_Assignment_.
From the first line to the last, write out the records below exactly as they appear.

== Data in this exercise

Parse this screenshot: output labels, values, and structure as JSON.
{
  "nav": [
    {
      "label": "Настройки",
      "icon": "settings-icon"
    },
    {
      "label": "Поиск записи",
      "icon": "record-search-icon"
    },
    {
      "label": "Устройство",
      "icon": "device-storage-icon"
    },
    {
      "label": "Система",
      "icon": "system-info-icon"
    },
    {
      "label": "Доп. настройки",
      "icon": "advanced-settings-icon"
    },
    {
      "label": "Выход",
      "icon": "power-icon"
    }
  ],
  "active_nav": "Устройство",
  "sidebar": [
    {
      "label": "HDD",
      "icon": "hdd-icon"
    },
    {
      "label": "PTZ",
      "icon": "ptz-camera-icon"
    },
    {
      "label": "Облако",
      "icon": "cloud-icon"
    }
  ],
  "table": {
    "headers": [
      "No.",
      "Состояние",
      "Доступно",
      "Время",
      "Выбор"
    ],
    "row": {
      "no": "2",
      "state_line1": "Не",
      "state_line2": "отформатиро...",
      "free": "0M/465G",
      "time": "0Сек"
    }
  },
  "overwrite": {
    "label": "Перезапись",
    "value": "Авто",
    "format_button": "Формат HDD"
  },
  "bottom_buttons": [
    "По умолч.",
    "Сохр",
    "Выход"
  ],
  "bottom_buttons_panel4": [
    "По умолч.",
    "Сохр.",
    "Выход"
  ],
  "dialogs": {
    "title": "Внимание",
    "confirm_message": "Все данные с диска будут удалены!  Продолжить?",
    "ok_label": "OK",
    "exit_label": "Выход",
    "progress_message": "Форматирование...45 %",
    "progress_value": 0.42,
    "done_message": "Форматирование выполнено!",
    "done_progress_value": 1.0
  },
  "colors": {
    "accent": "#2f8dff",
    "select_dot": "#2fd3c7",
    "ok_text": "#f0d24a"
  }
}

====

_Solved problem_.
Parse this screenshot: output labels, values, and structure as JSON.
{
  "nav": [
    {
      "label": "Настройки",
      "icon": "settings-icon"
    },
    {
      "label": "Поиск записи",
      "icon": "record-search-icon"
    },
    {
      "label": "Устройство",
      "icon": "device-storage-icon"
    },
    {
      "label": "Система",
      "icon": "system-info-icon"
    },
    {
      "label": "Доп. настройки",
      "icon": "advanced-settings-icon"
    },
    {
      "label": "Выход",
      "icon": "power-icon"
    }
  ],
  "active_nav": "Устройство",
  "sidebar": [
    {
      "label": "HDD",
      "icon": "hdd-icon"
    },
    {
      "label": "PTZ",
      "icon": "ptz-camera-icon"
    },
    {
      "label": "Облако",
      "icon": "cloud-icon"
    }
  ],
  "table": {
    "headers": [
      "No.",
      "Состояние",
      "Доступно",
      "Время",
      "Выбор"
    ],
    "row": {
      "no": "2",
      "state_line1": "Не",
      "state_line2": "отформатиро...",
      "free": "0M/465G",
      "time": "0Сек"
    }
  },
  "overwrite": {
    "label": "Перезапись",
    "value": "Авто",
    "format_button": "Формат HDD"
  },
  "bottom_buttons": [
    "По умолч.",
    "Сохр",
    "Выход"
  ],
  "bottom_buttons_panel4": [
    "По умолч.",
    "Сохр.",
    "Выход"
  ],
  "dialogs": {
    "title": "Внимание",
    "confirm_message": "Все данные с диска будут удалены!  Продолжить?",
    "ok_label": "OK",
    "exit_label": "Выход",
    "progress_message": "Форматирование...45 %",
    "progress_value": 0.42,
    "done_message": "Форматирование выполнено!",
    "done_progress_value": 1.0
  },
  "colors": {
    "accent": "#2f8dff",
    "select_dot": "#2fd3c7",
    "ok_text": "#f0d24a"
  }
}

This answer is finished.